- [BRIEF]:
Filter the listing below, copying every line in which the word "minutes" appears.

━━━━━━━━━━━━━━━━━━━━

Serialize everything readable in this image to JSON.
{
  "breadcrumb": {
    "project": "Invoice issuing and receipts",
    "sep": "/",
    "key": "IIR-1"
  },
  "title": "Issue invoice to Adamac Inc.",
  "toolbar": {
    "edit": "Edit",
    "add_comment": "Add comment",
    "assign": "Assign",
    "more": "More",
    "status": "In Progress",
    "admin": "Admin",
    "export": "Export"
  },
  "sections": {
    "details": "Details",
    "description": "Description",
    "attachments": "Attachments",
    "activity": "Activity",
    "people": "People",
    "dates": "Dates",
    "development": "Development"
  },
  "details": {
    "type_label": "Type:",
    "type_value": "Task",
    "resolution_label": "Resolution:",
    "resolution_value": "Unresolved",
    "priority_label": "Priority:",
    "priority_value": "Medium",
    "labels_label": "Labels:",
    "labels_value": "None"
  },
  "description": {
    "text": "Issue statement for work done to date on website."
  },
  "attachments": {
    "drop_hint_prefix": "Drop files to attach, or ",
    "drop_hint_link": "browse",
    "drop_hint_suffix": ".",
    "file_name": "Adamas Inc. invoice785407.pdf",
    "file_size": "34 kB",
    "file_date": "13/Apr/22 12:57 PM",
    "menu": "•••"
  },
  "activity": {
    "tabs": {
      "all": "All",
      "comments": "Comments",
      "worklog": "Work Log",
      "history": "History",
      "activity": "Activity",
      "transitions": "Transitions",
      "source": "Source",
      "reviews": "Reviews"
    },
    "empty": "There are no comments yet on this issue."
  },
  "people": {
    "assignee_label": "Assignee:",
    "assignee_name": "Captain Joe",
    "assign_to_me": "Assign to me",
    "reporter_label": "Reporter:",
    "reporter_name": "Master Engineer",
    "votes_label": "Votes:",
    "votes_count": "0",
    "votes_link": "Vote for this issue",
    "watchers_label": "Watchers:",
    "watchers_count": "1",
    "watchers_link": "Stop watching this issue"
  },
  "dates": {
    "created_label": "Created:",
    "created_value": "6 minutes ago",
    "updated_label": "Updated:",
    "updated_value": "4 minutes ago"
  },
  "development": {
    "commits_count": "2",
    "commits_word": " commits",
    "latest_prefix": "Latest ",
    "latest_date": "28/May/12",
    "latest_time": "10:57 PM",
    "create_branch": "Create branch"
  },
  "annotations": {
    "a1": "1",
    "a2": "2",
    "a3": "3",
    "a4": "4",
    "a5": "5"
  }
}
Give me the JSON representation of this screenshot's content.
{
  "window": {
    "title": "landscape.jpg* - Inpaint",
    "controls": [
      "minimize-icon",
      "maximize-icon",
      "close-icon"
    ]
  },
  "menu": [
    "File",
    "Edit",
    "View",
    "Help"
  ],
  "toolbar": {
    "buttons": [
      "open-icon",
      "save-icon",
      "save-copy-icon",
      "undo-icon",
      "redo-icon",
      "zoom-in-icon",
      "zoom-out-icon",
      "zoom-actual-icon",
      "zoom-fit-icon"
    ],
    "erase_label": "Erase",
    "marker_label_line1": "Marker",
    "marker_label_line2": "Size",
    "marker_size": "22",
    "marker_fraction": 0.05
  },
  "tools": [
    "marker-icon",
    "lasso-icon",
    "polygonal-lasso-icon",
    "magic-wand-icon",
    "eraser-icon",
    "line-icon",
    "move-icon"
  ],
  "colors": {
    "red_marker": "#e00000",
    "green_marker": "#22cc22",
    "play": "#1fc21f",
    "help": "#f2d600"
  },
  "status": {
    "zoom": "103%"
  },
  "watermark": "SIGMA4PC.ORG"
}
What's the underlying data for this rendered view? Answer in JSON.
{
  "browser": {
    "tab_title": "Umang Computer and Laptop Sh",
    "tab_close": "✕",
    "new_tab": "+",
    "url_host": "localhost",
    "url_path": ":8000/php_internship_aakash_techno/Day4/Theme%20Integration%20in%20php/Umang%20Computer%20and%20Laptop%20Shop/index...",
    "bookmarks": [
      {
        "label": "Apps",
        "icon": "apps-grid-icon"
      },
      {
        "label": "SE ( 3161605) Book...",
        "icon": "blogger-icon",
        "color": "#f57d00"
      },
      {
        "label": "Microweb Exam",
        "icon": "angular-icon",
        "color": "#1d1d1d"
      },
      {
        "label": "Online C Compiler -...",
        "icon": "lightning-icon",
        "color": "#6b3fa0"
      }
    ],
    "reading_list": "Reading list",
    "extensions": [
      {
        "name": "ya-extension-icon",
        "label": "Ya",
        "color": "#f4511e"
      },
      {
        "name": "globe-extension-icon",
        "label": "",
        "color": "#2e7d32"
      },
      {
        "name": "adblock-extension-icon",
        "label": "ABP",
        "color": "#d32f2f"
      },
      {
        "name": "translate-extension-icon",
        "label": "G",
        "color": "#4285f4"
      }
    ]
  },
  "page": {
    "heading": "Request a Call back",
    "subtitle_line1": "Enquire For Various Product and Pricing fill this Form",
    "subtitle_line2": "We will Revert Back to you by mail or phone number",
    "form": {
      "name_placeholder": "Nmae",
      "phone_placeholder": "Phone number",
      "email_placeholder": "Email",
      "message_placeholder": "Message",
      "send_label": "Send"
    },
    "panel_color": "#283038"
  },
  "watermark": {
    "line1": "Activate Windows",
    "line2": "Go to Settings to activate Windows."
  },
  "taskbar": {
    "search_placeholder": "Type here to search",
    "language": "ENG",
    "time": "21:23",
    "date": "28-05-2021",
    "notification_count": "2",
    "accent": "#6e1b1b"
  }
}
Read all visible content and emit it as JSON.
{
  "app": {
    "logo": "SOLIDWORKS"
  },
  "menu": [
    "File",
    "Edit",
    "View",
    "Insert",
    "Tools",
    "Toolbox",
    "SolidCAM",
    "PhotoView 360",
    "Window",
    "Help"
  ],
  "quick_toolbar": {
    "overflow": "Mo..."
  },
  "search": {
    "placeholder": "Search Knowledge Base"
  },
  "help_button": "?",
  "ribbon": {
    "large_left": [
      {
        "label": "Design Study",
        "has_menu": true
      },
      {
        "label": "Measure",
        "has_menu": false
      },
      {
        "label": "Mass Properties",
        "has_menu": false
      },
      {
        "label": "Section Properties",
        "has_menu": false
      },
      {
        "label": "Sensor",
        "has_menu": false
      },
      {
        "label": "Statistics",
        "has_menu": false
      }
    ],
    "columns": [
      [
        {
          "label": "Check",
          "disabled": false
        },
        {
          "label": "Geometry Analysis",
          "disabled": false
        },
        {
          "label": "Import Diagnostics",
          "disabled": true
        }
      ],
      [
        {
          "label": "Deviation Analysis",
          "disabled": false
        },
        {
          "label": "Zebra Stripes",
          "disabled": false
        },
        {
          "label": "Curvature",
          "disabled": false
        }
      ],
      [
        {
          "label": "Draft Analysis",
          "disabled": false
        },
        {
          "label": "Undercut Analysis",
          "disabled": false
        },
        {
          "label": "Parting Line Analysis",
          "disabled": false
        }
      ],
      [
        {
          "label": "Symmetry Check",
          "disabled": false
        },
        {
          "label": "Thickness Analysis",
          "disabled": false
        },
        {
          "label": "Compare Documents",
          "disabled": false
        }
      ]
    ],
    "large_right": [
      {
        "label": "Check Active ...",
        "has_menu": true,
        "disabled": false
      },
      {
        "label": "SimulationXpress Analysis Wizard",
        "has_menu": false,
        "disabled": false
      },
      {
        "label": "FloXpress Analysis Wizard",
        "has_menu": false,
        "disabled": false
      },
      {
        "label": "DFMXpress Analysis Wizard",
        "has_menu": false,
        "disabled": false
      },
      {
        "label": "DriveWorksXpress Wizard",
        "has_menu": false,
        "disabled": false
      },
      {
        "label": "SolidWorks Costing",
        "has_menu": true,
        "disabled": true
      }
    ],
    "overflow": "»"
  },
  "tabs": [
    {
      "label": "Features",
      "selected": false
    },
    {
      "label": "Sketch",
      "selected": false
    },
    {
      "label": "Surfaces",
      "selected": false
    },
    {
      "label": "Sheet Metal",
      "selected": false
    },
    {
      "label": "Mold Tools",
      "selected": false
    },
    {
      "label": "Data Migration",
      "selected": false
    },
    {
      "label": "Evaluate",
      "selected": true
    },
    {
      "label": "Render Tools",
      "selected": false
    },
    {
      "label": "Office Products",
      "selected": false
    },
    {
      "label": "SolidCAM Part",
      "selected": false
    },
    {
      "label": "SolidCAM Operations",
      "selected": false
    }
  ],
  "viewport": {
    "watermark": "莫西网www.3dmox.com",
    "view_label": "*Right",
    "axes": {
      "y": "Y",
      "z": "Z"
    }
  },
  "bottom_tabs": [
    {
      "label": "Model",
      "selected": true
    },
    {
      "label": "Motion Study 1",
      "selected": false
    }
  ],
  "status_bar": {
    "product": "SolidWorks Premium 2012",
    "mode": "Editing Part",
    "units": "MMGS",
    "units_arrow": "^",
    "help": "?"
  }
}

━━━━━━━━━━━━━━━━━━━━

- [SOLVED PROBLEM]:
    "created_value": "6 minutes ago",
    "updated_value": "4 minutes ago"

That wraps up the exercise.